Exercise aim
Your output should be each line from the material below that has the word "mode".

Material shown
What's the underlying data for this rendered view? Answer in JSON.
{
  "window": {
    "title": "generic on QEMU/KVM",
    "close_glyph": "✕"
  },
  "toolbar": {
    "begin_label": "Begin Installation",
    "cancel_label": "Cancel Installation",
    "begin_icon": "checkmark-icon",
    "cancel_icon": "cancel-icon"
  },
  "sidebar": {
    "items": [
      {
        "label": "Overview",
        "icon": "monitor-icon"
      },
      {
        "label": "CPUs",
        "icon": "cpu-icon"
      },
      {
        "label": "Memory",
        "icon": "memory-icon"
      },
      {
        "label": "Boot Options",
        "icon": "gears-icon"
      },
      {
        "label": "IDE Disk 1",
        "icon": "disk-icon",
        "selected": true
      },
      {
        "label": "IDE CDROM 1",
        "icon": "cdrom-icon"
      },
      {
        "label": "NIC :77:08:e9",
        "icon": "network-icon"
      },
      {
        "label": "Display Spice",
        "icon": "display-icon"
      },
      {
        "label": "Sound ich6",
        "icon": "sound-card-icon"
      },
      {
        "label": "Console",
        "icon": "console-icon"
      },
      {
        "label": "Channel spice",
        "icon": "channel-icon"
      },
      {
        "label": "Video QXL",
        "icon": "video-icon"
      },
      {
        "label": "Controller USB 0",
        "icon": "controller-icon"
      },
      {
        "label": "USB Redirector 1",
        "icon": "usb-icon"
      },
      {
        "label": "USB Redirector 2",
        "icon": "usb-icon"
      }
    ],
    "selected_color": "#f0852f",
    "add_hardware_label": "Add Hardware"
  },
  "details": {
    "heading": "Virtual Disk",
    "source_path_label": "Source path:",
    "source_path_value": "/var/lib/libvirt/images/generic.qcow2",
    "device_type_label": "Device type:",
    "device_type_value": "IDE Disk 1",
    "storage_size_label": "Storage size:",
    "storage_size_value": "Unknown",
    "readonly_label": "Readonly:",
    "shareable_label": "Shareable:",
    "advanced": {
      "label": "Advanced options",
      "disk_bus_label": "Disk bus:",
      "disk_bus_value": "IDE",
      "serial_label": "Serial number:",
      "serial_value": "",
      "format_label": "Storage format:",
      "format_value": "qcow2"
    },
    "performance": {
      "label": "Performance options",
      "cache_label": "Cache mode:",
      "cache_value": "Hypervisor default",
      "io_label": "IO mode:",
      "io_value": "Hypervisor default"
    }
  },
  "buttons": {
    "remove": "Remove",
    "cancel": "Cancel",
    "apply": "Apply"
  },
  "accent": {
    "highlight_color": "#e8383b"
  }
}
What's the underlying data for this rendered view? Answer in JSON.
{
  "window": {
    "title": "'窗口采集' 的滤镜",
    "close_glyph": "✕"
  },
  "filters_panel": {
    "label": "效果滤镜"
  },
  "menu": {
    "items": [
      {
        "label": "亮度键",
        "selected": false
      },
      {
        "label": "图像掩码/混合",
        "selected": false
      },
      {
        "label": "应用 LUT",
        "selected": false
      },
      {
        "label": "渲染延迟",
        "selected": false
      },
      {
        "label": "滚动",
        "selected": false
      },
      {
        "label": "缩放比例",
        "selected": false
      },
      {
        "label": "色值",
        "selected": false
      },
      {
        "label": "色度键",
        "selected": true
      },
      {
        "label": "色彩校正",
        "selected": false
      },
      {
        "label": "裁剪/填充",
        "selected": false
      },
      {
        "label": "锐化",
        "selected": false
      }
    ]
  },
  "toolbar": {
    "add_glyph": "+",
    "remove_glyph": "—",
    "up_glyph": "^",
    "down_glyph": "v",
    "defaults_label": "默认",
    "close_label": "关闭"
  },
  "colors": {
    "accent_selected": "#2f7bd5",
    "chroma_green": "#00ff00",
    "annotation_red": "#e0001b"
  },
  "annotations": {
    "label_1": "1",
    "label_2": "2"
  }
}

Answer area
      "cache_label": "Cache mode:",
      "io_label": "IO mode:",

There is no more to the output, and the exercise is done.